[Start of Attachment]

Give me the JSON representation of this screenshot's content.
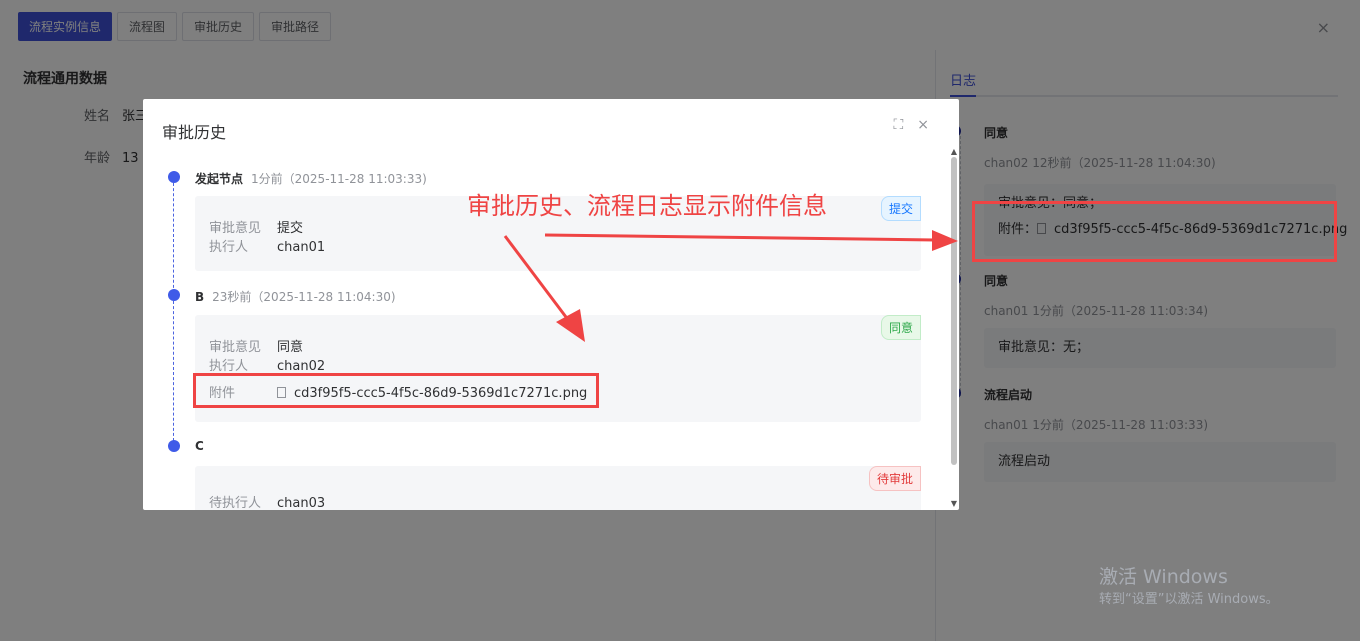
{
  "toolbar": {
    "tabs": [
      "流程实例信息",
      "流程图",
      "审批历史",
      "审批路径"
    ],
    "close": "×"
  },
  "form": {
    "section_title": "流程通用数据",
    "name_label": "姓名",
    "name_value": "张三",
    "age_label": "年龄",
    "age_value": "13"
  },
  "log_panel": {
    "tab": "日志",
    "items": [
      {
        "title": "同意",
        "meta": "chan02 12秒前（2025-11-28 11:04:30)",
        "opinion": "审批意见：同意；",
        "attach_label": "附件：",
        "attach_file": "cd3f95f5-ccc5-4f5c-86d9-5369d1c7271c.png"
      },
      {
        "title": "同意",
        "meta": "chan01 1分前（2025-11-28 11:03:34)",
        "opinion": "审批意见：无；"
      },
      {
        "title": "流程启动",
        "meta": "chan01 1分前（2025-11-28 11:03:33)",
        "opinion": "流程启动"
      }
    ]
  },
  "dialog": {
    "title": "审批历史",
    "fullscreen_icon": "⛶",
    "close_icon": "×",
    "nodes": [
      {
        "name": "发起节点",
        "ago": "1分前（2025-11-28 11:03:33)",
        "tag": "提交",
        "opinion_label": "审批意见",
        "opinion": "提交",
        "executor_label": "执行人",
        "executor": "chan01"
      },
      {
        "name": "B",
        "ago": "23秒前（2025-11-28 11:04:30)",
        "tag": "同意",
        "opinion_label": "审批意见",
        "opinion": "同意",
        "executor_label": "执行人",
        "executor": "chan02",
        "attach_label": "附件",
        "attach_file": "cd3f95f5-ccc5-4f5c-86d9-5369d1c7271c.png"
      },
      {
        "name": "C",
        "tag": "待审批",
        "executor_label": "待执行人",
        "executor": "chan03"
      }
    ]
  },
  "annotation": {
    "text": "审批历史、流程日志显示附件信息",
    "color": "#ef4444"
  },
  "watermark": {
    "line1": "激活 Windows",
    "line2": "转到“设置”以激活 Windows。"
  }
}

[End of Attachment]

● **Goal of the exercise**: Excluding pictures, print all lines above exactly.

● **Answer box**:
Give me the JSON representation of this screenshot's content.
{
  "toolbar": {
    "tabs": [
      "流程实例信息",
      "流程图",
      "审批历史",
      "审批路径"
    ],
    "close": "×"
  },
  "form": {
    "section_title": "流程通用数据",
    "name_label": "姓名",
    "name_value": "张三",
    "age_label": "年龄",
    "age_value": "13"
  },
  "log_panel": {
    "tab": "日志",
    "items": [
      {
        "title": "同意",
        "meta": "chan02 12秒前（2025-11-28 11:04:30)",
        "opinion": "审批意见：同意；",
        "attach_label": "附件：",
        "attach_file": "cd3f95f5-ccc5-4f5c-86d9-5369d1c7271c.png"
      },
      {
        "title": "同意",
        "meta": "chan01 1分前（2025-11-28 11:03:34)",
        "opinion": "审批意见：无；"
      },
      {
        "title": "流程启动",
        "meta": "chan01 1分前（2025-11-28 11:03:33)",
        "opinion": "流程启动"
      }
    ]
  },
  "dialog": {
    "title": "审批历史",
    "fullscreen_icon": "⛶",
    "close_icon": "×",
    "nodes": [
      {
        "name": "发起节点",
        "ago": "1分前（2025-11-28 11:03:33)",
        "tag": "提交",
        "opinion_label": "审批意见",
        "opinion": "提交",
        "executor_label": "执行人",
        "executor": "chan01"
      },
      {
        "name": "B",
        "ago": "23秒前（2025-11-28 11:04:30)",
        "tag": "同意",
        "opinion_label": "审批意见",
        "opinion": "同意",
        "executor_label": "执行人",
        "executor": "chan02",
        "attach_label": "附件",
        "attach_file": "cd3f95f5-ccc5-4f5c-86d9-5369d1c7271c.png"
      },
      {
        "name": "C",
        "tag": "待审批",
        "executor_label": "待执行人",
        "executor": "chan03"
      }
    ]
  },
  "annotation": {
    "text": "审批历史、流程日志显示附件信息",
    "color": "#ef4444"
  },
  "watermark": {
    "line1": "激活 Windows",
    "line2": "转到“设置”以激活 Windows。"
  }
}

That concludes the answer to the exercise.